> Work instruction:
How many lines in the records below contain the word "structured"? Reply with the number alone.
[The records Boundary: Start]
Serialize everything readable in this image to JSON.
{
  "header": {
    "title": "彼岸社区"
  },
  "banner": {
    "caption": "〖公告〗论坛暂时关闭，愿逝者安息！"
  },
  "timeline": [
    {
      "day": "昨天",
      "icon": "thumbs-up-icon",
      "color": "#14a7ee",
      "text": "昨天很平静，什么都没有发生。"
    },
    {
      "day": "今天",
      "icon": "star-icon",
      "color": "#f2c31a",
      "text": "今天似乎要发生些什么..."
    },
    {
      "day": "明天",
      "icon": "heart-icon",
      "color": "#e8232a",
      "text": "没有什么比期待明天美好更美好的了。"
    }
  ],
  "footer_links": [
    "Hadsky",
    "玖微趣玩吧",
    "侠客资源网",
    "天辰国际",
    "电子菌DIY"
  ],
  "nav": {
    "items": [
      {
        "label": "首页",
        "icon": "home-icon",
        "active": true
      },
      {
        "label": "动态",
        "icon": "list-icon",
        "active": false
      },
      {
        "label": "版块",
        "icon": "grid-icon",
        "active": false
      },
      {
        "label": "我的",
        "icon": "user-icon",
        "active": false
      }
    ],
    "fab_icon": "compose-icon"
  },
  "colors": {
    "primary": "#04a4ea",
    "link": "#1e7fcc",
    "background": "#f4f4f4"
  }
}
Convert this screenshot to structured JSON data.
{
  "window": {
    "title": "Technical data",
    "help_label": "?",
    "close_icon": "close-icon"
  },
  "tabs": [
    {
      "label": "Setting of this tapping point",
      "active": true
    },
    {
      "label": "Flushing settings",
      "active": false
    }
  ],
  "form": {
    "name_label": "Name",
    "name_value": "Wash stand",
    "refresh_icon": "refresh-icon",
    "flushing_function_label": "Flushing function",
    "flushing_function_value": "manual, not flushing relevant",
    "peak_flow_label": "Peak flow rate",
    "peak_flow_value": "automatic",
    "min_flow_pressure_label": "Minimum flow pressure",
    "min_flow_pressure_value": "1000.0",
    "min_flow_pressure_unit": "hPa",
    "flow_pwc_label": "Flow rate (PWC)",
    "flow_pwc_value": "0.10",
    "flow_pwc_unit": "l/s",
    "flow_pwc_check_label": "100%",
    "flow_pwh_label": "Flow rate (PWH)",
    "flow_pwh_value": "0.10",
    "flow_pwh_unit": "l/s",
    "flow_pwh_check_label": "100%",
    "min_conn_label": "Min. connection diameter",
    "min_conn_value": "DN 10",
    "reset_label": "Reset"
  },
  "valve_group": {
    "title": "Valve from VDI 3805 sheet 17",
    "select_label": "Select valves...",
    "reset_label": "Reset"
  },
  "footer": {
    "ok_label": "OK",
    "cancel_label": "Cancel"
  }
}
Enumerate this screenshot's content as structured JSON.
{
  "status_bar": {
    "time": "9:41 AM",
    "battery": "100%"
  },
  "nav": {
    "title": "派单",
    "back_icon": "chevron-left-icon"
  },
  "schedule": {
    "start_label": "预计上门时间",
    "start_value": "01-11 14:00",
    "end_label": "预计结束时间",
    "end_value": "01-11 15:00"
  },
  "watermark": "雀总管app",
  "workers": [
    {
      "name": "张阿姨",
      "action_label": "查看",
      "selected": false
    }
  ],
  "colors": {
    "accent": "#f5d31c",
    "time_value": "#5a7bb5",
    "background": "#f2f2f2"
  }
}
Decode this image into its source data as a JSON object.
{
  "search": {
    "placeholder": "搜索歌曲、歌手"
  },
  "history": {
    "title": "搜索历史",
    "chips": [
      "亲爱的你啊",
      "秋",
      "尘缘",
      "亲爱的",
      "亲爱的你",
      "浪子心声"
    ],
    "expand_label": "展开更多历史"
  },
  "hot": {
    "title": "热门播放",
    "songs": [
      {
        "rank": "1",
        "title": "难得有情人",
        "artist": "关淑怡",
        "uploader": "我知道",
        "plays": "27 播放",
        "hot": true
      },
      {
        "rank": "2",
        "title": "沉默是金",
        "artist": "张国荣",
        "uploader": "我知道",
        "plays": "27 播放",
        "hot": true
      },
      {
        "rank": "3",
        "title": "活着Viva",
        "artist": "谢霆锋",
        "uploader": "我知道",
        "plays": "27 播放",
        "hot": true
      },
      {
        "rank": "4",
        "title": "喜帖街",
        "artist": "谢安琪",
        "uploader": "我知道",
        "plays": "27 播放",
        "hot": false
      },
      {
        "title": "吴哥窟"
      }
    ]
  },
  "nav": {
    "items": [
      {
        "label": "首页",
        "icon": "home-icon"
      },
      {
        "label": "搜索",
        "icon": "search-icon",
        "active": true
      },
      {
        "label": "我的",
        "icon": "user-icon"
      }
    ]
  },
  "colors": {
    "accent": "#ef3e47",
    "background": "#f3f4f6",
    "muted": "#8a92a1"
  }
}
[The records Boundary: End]
> Task answer:
2